The Pre-Seed Accelerator fund is aimed at developing “cutting-edge” research into viable start-up businesses.
Science and Innovation Minister Steven Joyce said hundreds of savvy hi-tech Kiwi companies were succeeding on the world stage.
“These programmes are all about filling the pipeline with the next generation of quality Kiwi start-ups.”
Massey University economist Christoph Schumacher said the Government’s measures were on the right track, but he didn’t think it was enough to make a systematic difference for Kiwi entrepreneurs.
“New Zealand is quite innovative. We register a lot of patents compared to other OECD countries, but we’re quite poor at commercialising [our ideas].”
Funding for the Pre-Seed Fund will increase by $12m over four years, taking the Government’s total investment in the scheme to $8.3m per year.
Another $3m over four years will go towards developing new accelerator programmes, following the success of a three-year pilot programme run with Callaghan Innovations.
Schumacher said a “shoe-string” budget for a tech start-up to get past the initial idea stage was about the $1 million to $3m mark.
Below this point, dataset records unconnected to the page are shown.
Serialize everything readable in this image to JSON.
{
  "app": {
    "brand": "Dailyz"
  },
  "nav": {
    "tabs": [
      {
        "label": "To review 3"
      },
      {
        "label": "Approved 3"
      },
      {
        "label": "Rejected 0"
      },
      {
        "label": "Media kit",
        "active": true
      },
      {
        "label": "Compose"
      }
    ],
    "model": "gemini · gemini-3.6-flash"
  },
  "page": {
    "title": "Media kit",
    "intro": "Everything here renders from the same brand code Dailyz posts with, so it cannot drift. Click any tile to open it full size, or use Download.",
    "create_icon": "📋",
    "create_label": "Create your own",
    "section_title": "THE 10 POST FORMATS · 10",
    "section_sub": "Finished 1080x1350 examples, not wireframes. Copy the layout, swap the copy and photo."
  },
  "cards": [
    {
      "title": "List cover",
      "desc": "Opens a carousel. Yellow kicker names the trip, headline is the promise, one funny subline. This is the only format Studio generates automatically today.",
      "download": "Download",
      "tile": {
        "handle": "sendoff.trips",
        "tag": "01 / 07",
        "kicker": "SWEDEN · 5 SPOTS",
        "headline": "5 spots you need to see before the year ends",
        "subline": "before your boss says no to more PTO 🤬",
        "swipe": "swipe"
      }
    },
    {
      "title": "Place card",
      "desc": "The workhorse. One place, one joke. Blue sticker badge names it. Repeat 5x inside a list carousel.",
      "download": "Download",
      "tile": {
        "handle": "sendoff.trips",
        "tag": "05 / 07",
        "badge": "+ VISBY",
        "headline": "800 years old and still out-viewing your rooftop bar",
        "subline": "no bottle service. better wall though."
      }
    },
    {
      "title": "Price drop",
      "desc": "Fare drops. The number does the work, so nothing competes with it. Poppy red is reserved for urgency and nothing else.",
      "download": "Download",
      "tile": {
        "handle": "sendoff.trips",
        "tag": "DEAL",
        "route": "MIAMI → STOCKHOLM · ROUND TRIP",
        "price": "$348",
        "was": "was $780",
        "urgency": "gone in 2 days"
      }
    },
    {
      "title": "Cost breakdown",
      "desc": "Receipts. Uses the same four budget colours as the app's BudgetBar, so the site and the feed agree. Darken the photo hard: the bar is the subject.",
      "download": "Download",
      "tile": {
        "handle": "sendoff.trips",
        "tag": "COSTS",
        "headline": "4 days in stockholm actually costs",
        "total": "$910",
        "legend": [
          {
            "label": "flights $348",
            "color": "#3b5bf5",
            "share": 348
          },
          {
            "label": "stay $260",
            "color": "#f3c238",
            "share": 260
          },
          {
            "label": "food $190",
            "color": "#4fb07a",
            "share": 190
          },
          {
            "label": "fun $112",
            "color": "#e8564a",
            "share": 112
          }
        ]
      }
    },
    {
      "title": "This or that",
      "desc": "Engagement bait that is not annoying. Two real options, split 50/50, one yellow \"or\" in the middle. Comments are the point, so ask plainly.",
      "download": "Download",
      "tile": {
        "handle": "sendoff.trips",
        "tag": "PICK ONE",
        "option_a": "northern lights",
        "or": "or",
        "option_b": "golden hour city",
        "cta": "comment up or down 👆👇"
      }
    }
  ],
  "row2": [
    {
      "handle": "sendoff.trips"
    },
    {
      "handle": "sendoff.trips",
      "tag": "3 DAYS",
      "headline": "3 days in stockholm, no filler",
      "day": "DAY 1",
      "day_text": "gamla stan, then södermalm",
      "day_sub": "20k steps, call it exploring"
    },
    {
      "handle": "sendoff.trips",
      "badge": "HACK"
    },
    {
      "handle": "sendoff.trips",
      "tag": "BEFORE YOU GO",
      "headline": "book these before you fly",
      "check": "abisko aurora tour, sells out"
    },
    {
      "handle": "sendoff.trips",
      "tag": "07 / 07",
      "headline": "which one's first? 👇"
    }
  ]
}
He estimated the Pre-Seed Fund would be able to fully support less than eight projects a year.
“It’s not enough to allow for the opportunity to fail. Knowing that changes people’s behaviour, it makes them more cautious and less likely to develop a successful idea.”
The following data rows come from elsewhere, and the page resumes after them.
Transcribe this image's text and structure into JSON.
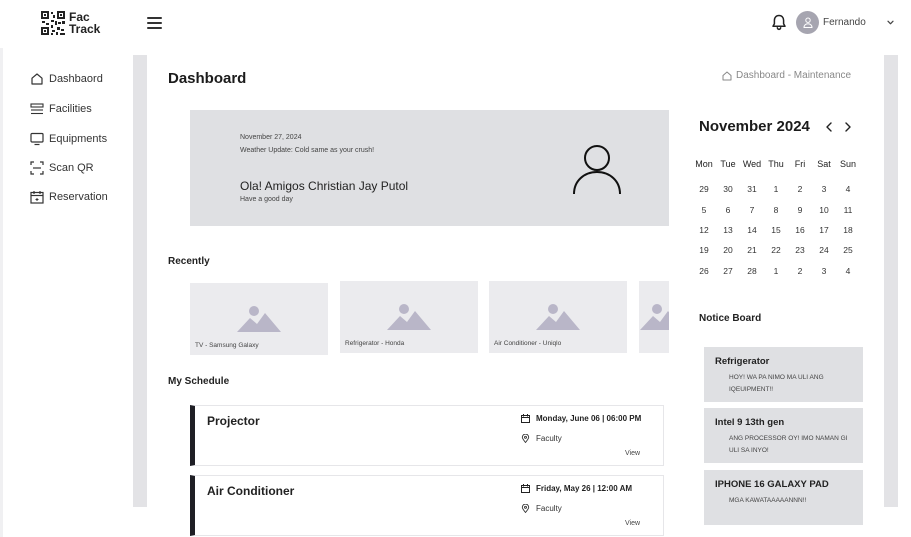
{
  "app": {
    "logo_line1": "Fac",
    "logo_line2": "Track"
  },
  "header": {
    "user_name": "Fernando",
    "icons": [
      "menu-icon",
      "bell-icon",
      "user-avatar-icon",
      "chevron-down-icon"
    ]
  },
  "sidebar": {
    "items": [
      {
        "label": "Dashbaord",
        "icon": "home-icon"
      },
      {
        "label": "Facilities",
        "icon": "facilities-icon"
      },
      {
        "label": "Equipments",
        "icon": "monitor-icon"
      },
      {
        "label": "Scan QR",
        "icon": "scan-icon"
      },
      {
        "label": "Reservation",
        "icon": "calendar-icon"
      }
    ]
  },
  "main": {
    "title": "Dashboard",
    "breadcrumb": "Dashboard - Maintenance"
  },
  "banner": {
    "date": "November 27, 2024",
    "weather": "Weather Update: Cold same as your crush!",
    "greeting": "Ola! Amigos Christian Jay Putol",
    "subtitle": "Have a good day"
  },
  "recently": {
    "title": "Recently",
    "items": [
      {
        "caption": "TV - Samsung Galaxy"
      },
      {
        "caption": "Refrigerator - Honda"
      },
      {
        "caption": "Air Conditioner - Uniqlo"
      },
      {
        "caption": ""
      }
    ]
  },
  "schedule": {
    "title": "My Schedule",
    "items": [
      {
        "name": "Projector",
        "when": "Monday, June 06 | 06:00 PM",
        "where": "Faculty",
        "action": "View"
      },
      {
        "name": "Air Conditioner",
        "when": "Friday, May 26 | 12:00 AM",
        "where": "Faculty",
        "action": "View"
      }
    ]
  },
  "calendar": {
    "month_label": "November 2024",
    "weekdays": [
      "Mon",
      "Tue",
      "Wed",
      "Thu",
      "Fri",
      "Sat",
      "Sun"
    ],
    "weeks": [
      [
        "29",
        "30",
        "31",
        "1",
        "2",
        "3",
        "4"
      ],
      [
        "5",
        "6",
        "7",
        "8",
        "9",
        "10",
        "11"
      ],
      [
        "12",
        "13",
        "14",
        "15",
        "16",
        "17",
        "18"
      ],
      [
        "19",
        "20",
        "21",
        "22",
        "23",
        "24",
        "25"
      ],
      [
        "26",
        "27",
        "28",
        "1",
        "2",
        "3",
        "4"
      ]
    ]
  },
  "notice_board": {
    "title": "Notice Board",
    "items": [
      {
        "title": "Refrigerator",
        "body": "HOY! WA PA NIMO MA ULI ANG IQEUIPMENT!!"
      },
      {
        "title": "Intel 9 13th gen",
        "body": "ANG PROCESSOR OY! IMO NAMAN GI ULI SA INYO!"
      },
      {
        "title": "IPHONE 16 GALAXY PAD",
        "body": "MGA KAWATAAAAANNN!!"
      }
    ]
  },
  "colors": {
    "banner_bg": "#dfe0e3",
    "frame_gray": "#e3e3e6",
    "placeholder_icon": "#b9b6c8",
    "accent_dark": "#1f1f25"
  }
}
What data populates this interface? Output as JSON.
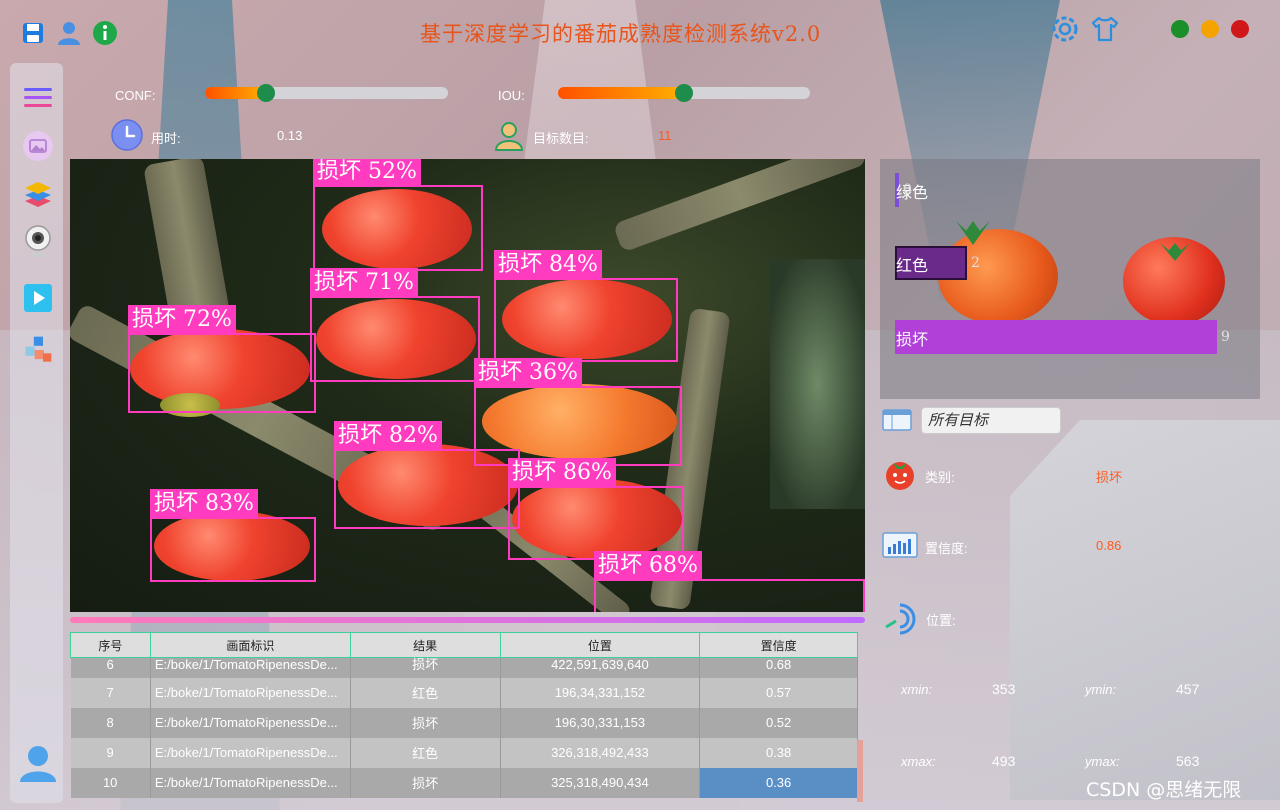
{
  "app": {
    "title": "基于深度学习的番茄成熟度检测系统v2.0",
    "accent": "#e8541a"
  },
  "toolbar_left": [
    {
      "icon": "save-icon"
    },
    {
      "icon": "user-icon"
    },
    {
      "icon": "info-icon"
    }
  ],
  "toolbar_right": [
    {
      "icon": "gear-icon"
    },
    {
      "icon": "shirt-icon"
    }
  ],
  "window_controls": {
    "maximize_color": "#1a8f2a",
    "minimize_color": "#f5a300",
    "close_color": "#d01818"
  },
  "sidebar": {
    "items": [
      {
        "icon": "menu-icon"
      },
      {
        "icon": "image-icon"
      },
      {
        "icon": "layers-icon"
      },
      {
        "icon": "webcam-icon"
      },
      {
        "icon": "video-icon"
      },
      {
        "icon": "model-cubes-icon"
      }
    ],
    "bottom_icon": "avatar-icon"
  },
  "controls": {
    "conf_label": "CONF:",
    "conf_value": 0.25,
    "iou_label": "IOU:",
    "iou_value": 0.5,
    "time_label": "用时:",
    "time_value": "0.13",
    "count_label": "目标数目:",
    "count_value": "11"
  },
  "detections": [
    {
      "label": "损坏",
      "score": "52%"
    },
    {
      "label": "损坏",
      "score": "71%"
    },
    {
      "label": "损坏",
      "score": "84%"
    },
    {
      "label": "损坏",
      "score": "72%"
    },
    {
      "label": "损坏",
      "score": "36%"
    },
    {
      "label": "损坏",
      "score": "82%"
    },
    {
      "label": "损坏",
      "score": "86%"
    },
    {
      "label": "损坏",
      "score": "83%"
    },
    {
      "label": "损坏",
      "score": "68%"
    }
  ],
  "table": {
    "headers": [
      "序号",
      "画面标识",
      "结果",
      "位置",
      "置信度"
    ],
    "rows": [
      {
        "idx": "6",
        "path": "E:/boke/1/TomatoRipenessDe...",
        "result": "损坏",
        "pos": "422,591,639,640",
        "conf": "0.68"
      },
      {
        "idx": "7",
        "path": "E:/boke/1/TomatoRipenessDe...",
        "result": "红色",
        "pos": "196,34,331,152",
        "conf": "0.57"
      },
      {
        "idx": "8",
        "path": "E:/boke/1/TomatoRipenessDe...",
        "result": "损坏",
        "pos": "196,30,331,153",
        "conf": "0.52"
      },
      {
        "idx": "9",
        "path": "E:/boke/1/TomatoRipenessDe...",
        "result": "红色",
        "pos": "326,318,492,433",
        "conf": "0.38"
      },
      {
        "idx": "10",
        "path": "E:/boke/1/TomatoRipenessDe...",
        "result": "损坏",
        "pos": "325,318,490,434",
        "conf": "0.36"
      }
    ]
  },
  "chart_data": {
    "type": "bar",
    "orientation": "horizontal",
    "categories": [
      "绿色",
      "红色",
      "损坏"
    ],
    "values": [
      0,
      2,
      9
    ],
    "colors": [
      "#7a4fd8",
      "#6a2a8a",
      "#b040d8"
    ],
    "xlim": [
      0,
      9
    ]
  },
  "filter": {
    "value": "所有目标",
    "icon": "table-icon"
  },
  "info": {
    "class_label": "类别:",
    "class_value": "损坏",
    "class_icon": "tomato-icon",
    "conf_label": "置信度:",
    "conf_value": "0.86",
    "conf_icon": "chart-icon",
    "pos_label": "位置:",
    "pos_icon": "signal-icon",
    "xmin_label": "xmin:",
    "xmin": "353",
    "ymin_label": "ymin:",
    "ymin": "457",
    "xmax_label": "xmax:",
    "xmax": "493",
    "ymax_label": "ymax:",
    "ymax": "563"
  },
  "watermark": "CSDN @思绪无限"
}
For every commercially successful start-up project there were 30 which didn’t make it.
New Zealand needs to have the capacity to absorb, and learn from, those and that’s where our start-up sector currently falls down, Schumacher said.
There needed to be more sources of funding and more funds available to start-ups in their initial stages.
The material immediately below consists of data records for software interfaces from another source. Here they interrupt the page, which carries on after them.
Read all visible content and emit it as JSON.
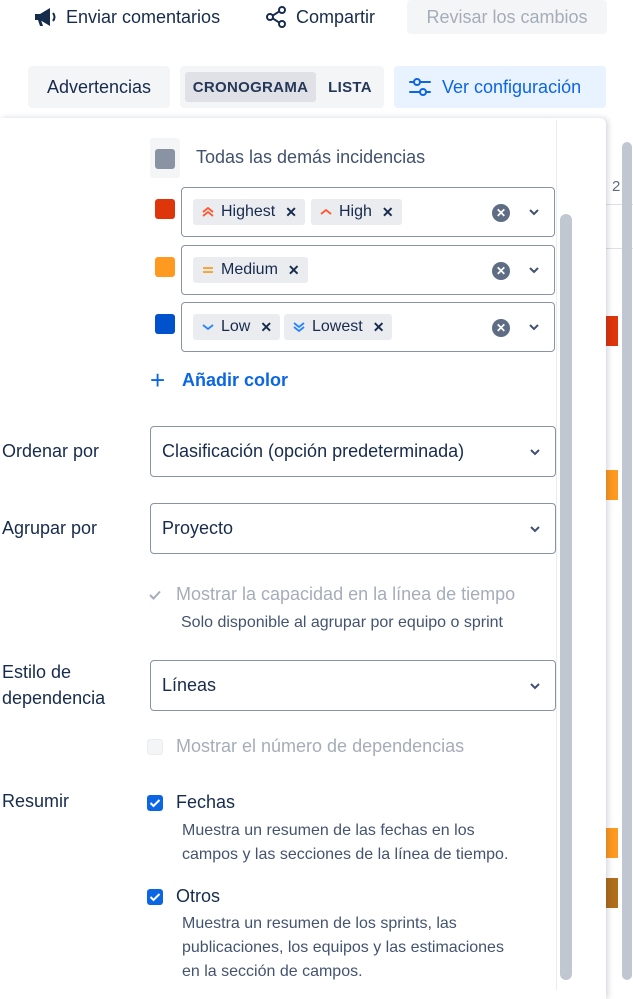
{
  "toolbar": {
    "feedback_label": "Enviar comentarios",
    "share_label": "Compartir",
    "review_label": "Revisar los cambios"
  },
  "view_bar": {
    "warnings_label": "Advertencias",
    "view_modes": [
      "CRONOGRAMA",
      "LISTA"
    ],
    "active_view": "CRONOGRAMA",
    "config_label": "Ver configuración"
  },
  "colors": {
    "accent": "#0c66e4",
    "highest": "#de350b",
    "medium": "#ff991f",
    "low": "#0052cc",
    "all_other": "#8993a4"
  },
  "color_rules": {
    "all_other_label": "Todas las demás incidencias",
    "groups": [
      {
        "color": "#de350b",
        "tags": [
          {
            "label": "Highest",
            "icon": "priority-highest-icon"
          },
          {
            "label": "High",
            "icon": "priority-high-icon"
          }
        ]
      },
      {
        "color": "#ff991f",
        "tags": [
          {
            "label": "Medium",
            "icon": "priority-medium-icon"
          }
        ]
      },
      {
        "color": "#0052cc",
        "tags": [
          {
            "label": "Low",
            "icon": "priority-low-icon"
          },
          {
            "label": "Lowest",
            "icon": "priority-lowest-icon"
          }
        ]
      }
    ],
    "add_color_label": "Añadir color"
  },
  "sort_by": {
    "label": "Ordenar por",
    "value": "Clasificación (opción predeterminada)"
  },
  "group_by": {
    "label": "Agrupar por",
    "value": "Proyecto"
  },
  "capacity": {
    "label": "Mostrar la capacidad en la línea de tiempo",
    "hint": "Solo disponible al agrupar por equipo o sprint",
    "checked": true,
    "disabled": true
  },
  "dependency_style": {
    "label_line1": "Estilo de",
    "label_line2": "dependencia",
    "value": "Líneas"
  },
  "dependency_count": {
    "label": "Mostrar el número de dependencias",
    "checked": false,
    "disabled": true
  },
  "summarize": {
    "label": "Resumir",
    "options": [
      {
        "label": "Fechas",
        "checked": true,
        "desc_lines": [
          "Muestra un resumen de las fechas en los",
          "campos y las secciones de la línea de tiempo."
        ]
      },
      {
        "label": "Otros",
        "checked": true,
        "desc_lines": [
          "Muestra un resumen de los sprints, las",
          "publicaciones, los equipos y las estimaciones",
          "en la sección de campos."
        ]
      }
    ]
  },
  "background": {
    "timeline_header_fragment": "2"
  }
}
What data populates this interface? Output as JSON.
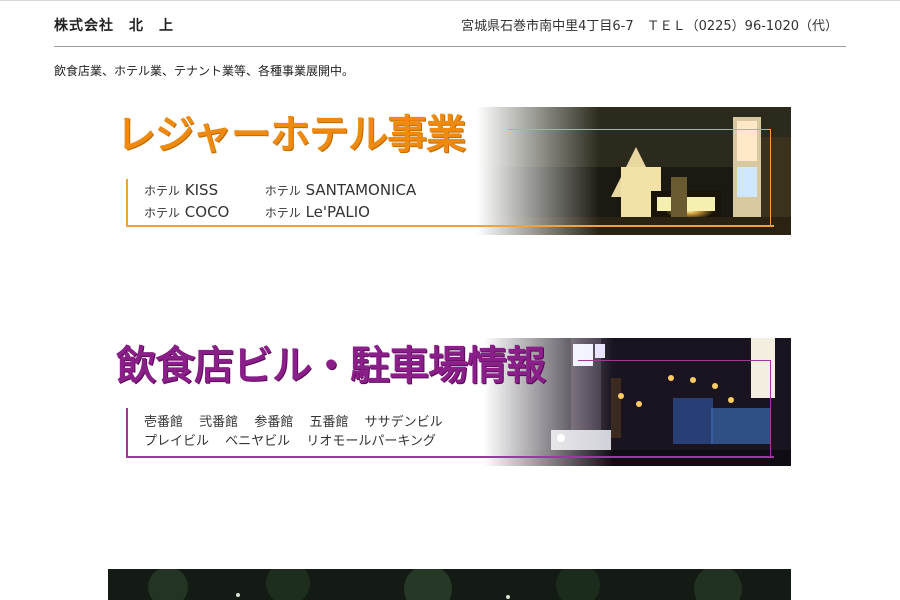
{
  "header": {
    "company": "株式会社　北　上",
    "contact": "宮城県石巻市南中里4丁目6-7　ＴＥＬ（0225）96-1020（代）"
  },
  "intro": "飲食店業、ホテル業、テナント業等、各種事業展開中。",
  "banners": [
    {
      "title": "レジャーホテル事業",
      "rows": [
        [
          {
            "prefix": "ホテル",
            "name": "KISS"
          },
          {
            "prefix": "ホテル",
            "name": "SANTAMONICA"
          }
        ],
        [
          {
            "prefix": "ホテル",
            "name": "COCO"
          },
          {
            "prefix": "ホテル",
            "name": "Le'PALIO"
          }
        ]
      ],
      "accent": "#ee8a10"
    },
    {
      "title": "飲食店ビル・駐車場情報",
      "rows": [
        [
          "壱番館",
          "弐番館",
          "参番館",
          "五番館",
          "ササデンビル"
        ],
        [
          "プレイビル",
          "ベニヤビル",
          "リオモールパーキング"
        ]
      ],
      "accent": "#8a1f8a"
    }
  ]
}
Joyce said angel investors were investing record amounts and the 2015 Business Operations Survey showed business research and development spending had increased by 15 per cent to $1.44 billion last year.
“Angel investors had invested a record $61.2m into 94 New Zealand start-ups in 2015 – a 9 per cent increase on the previous record set in 2014.”
Schumacher said generally investors and banks were reluctant to support start-ups until there was a prototype and a few orders lined up.
“People in New Zealand tend to put their houses on the line, [so] they only have one chance [to get past the first stage].”
To really make a difference, the Government needed to support an environment where both investors and innovators feel safe to take considered risks.